Ascension Day. A public holiday.
What’s on in June
Pentecôte/Whit Weekend. A public holiday.
Fête de la Musique. Amateur and professional musical events throughout Corsica.
What’s on in July
First week of July
‘Calvi on the Rocks’ music festival.
Fête de la Voix/Estivoce, Pigna. Celebrated festival showcasing Corsican music and art.
Bastille Day, public holiday. Fireworks at Lumio village on 13 July, Calvi on 14 July, L’Île Rousse on 15 July.
What’s on in August
Assumption Day, public holiday. Huge celebrations including a firework display in Calvi.
Last week of Aug
Foire de L’Île Rousse. Carnival, local musicians, dancing, Corsican crafts and a funfair.
What’s on in September
Chants Polyphoniques, Calvi. Festival of polyphonic music.
The Road Less Travelled
We asked our representatives to share a few of their favourite ‘off the beaten track’ experiences in Calvi & The Balagne. Here are some of their suggestions...
Watch sunset amid the ruins
The abandoned village of Occi is the perfect place to watch a beautiful Corsican sunset. Perched high above the village of Lumio, the panoramic views over the bay of Calvi are simply breathtaking, and the experience is made all the more romantic when you’re sitting among ancient ruins. Arrive in plenty of time – maybe with a bottle of something nice to drink!
Swim in a secret spot
The Asco Valley is full of beautiful rock pools, but our absolute favourite is just past the little auberge in Asco village called E-Cime. Here, a left turn down an unmade road brings you to an old Genoese bridge, under which hides an enchanting natural swimming pool. A picnic of bread and salami after a leisurely swim makes for a perfectly relaxing afternoon.
Discover a miracle cure
One of the most powerful healing oils in the world is wild-harvested right here in the Corsican countryside. Immortelle Essential Oil is extremely scarce and has historically been used to fight infection, soothe aches and pains and even treat respiratory problems. Visit the little-known distillery in Lumio and discover the oil favoured by cosmetic companies who claim it reduces fine lines.
Get away from it all
For a perfect place to truly unwind, head for the parking area at Arinella beach, cross the railway track and turn immediately right. At the end of the road, a five-minute walk through the maquis brings you to the idyllically small and secret Algaio beach, which you might even have all to yourself. It’s particularly delightful in high season when other beaches can get busy.
Pay homage to a local hero
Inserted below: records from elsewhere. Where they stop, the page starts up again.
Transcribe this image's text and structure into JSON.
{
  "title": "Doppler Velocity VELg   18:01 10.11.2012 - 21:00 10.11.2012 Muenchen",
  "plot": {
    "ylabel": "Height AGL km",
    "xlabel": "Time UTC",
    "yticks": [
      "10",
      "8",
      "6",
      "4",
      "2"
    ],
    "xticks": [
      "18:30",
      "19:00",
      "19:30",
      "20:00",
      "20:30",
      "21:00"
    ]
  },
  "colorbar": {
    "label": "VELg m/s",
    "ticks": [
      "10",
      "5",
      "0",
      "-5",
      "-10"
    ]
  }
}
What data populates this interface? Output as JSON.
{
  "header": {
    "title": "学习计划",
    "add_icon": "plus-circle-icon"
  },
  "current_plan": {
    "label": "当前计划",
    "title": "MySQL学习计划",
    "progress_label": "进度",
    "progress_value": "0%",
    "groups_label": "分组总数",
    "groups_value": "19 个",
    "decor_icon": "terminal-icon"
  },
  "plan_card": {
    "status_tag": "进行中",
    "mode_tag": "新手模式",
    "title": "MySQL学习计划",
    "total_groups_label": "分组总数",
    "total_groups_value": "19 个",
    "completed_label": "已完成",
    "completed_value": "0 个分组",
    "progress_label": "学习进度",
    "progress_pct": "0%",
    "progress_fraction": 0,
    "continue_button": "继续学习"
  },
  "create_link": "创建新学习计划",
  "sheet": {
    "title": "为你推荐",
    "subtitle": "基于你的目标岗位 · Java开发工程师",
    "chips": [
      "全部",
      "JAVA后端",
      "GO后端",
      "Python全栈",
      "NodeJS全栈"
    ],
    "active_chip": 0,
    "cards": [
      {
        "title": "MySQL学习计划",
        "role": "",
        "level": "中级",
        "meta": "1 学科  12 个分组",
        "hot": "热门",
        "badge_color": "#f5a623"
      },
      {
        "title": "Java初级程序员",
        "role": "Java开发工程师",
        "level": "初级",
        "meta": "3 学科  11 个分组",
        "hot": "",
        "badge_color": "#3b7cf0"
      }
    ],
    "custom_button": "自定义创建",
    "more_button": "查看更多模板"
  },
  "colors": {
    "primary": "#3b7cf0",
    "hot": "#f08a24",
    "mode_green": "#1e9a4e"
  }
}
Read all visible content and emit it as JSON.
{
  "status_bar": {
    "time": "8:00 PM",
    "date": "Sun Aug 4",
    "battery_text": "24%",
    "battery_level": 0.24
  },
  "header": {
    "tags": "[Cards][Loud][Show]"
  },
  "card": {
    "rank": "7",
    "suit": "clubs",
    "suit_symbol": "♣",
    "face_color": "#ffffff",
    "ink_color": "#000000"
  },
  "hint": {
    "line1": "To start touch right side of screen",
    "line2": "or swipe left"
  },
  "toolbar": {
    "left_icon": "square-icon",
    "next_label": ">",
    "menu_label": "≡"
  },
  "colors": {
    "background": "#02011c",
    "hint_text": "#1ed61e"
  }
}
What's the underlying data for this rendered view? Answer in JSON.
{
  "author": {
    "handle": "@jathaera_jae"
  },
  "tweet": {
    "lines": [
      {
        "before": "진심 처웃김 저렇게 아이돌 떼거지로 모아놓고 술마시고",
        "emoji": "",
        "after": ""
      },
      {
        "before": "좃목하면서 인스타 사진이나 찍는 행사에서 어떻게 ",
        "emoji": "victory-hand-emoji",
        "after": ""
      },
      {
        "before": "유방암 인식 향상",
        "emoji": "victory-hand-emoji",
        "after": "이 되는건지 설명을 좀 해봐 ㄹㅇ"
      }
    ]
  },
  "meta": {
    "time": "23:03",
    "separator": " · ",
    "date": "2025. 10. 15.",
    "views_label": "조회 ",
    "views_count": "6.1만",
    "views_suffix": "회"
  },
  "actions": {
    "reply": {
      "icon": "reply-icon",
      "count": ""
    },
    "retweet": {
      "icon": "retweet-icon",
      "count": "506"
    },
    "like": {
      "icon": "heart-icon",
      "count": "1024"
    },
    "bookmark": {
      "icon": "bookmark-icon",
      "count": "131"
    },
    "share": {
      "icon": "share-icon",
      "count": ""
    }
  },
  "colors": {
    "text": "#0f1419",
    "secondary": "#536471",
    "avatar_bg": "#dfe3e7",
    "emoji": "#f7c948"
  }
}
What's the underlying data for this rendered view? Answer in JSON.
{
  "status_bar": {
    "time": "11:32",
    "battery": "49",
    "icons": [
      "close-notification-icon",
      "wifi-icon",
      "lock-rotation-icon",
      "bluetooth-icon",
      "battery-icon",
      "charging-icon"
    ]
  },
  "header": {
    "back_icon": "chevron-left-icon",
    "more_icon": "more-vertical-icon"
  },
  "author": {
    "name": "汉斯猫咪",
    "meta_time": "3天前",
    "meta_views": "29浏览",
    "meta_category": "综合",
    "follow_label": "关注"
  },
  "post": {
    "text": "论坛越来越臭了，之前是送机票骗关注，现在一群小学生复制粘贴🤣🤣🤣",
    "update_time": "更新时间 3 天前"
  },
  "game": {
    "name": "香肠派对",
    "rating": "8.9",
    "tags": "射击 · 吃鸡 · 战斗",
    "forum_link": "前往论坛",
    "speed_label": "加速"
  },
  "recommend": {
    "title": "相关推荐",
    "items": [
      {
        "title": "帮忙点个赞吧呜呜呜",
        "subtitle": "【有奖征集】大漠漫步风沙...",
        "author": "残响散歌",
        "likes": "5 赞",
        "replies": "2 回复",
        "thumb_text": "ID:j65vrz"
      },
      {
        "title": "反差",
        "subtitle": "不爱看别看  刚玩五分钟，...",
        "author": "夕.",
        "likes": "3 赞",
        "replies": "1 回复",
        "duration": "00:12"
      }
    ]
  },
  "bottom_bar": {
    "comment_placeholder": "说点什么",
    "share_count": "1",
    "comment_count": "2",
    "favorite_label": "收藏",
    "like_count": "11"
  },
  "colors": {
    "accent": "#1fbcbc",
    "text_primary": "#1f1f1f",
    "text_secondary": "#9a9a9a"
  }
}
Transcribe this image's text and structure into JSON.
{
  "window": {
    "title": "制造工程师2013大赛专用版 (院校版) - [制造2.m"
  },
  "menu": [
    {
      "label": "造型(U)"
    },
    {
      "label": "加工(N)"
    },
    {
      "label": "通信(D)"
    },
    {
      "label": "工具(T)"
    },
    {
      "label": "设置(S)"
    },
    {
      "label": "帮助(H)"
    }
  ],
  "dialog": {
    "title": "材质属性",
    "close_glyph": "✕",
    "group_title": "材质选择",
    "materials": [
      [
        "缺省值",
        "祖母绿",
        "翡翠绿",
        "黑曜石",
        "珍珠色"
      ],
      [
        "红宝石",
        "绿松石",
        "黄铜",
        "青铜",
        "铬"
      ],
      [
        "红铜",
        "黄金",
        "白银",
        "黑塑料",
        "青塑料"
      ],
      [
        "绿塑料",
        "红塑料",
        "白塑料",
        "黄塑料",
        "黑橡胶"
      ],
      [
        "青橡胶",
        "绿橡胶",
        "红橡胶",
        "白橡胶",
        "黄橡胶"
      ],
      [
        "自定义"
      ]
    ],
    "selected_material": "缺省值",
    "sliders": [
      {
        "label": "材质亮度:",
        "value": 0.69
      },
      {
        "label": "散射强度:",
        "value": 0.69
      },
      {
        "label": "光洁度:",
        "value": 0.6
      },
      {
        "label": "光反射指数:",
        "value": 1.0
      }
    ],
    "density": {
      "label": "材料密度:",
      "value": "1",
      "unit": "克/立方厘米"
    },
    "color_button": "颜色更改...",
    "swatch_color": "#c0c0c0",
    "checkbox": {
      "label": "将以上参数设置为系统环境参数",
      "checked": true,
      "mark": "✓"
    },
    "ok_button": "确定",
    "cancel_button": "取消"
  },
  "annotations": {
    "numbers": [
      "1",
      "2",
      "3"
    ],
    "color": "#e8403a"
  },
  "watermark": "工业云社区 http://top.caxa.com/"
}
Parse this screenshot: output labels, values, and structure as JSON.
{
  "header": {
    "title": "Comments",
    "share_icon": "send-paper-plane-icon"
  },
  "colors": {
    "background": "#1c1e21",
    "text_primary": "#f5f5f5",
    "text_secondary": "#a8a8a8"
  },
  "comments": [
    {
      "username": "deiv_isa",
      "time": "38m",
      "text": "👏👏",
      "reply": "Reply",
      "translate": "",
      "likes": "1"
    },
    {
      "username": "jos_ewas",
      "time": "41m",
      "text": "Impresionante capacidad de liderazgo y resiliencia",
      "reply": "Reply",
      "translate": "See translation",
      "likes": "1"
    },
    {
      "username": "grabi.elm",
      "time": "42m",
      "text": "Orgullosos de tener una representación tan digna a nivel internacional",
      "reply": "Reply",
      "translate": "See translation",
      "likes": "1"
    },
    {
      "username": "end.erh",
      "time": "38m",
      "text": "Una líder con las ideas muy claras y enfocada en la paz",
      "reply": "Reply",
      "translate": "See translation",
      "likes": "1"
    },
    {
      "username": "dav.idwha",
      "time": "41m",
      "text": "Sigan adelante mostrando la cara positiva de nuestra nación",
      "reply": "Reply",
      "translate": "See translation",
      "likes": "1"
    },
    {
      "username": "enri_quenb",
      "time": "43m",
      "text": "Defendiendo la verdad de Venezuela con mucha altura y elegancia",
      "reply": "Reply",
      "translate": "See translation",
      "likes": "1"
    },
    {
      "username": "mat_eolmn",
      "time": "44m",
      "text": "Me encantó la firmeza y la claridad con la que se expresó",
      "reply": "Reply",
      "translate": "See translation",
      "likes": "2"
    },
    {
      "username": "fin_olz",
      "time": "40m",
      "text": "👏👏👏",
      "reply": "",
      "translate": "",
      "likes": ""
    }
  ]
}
A visit to the little village of Morosaglia, close to Ponte Leccia in the Castagniccia region, uncovers a museum dedicated to Pasquale Paoli. The boy who would go on to become the Corsican freedom fighter known as ‘the father of the nation’ was born here in 1725 and died in exile in Britain after the island was reoccupied by France.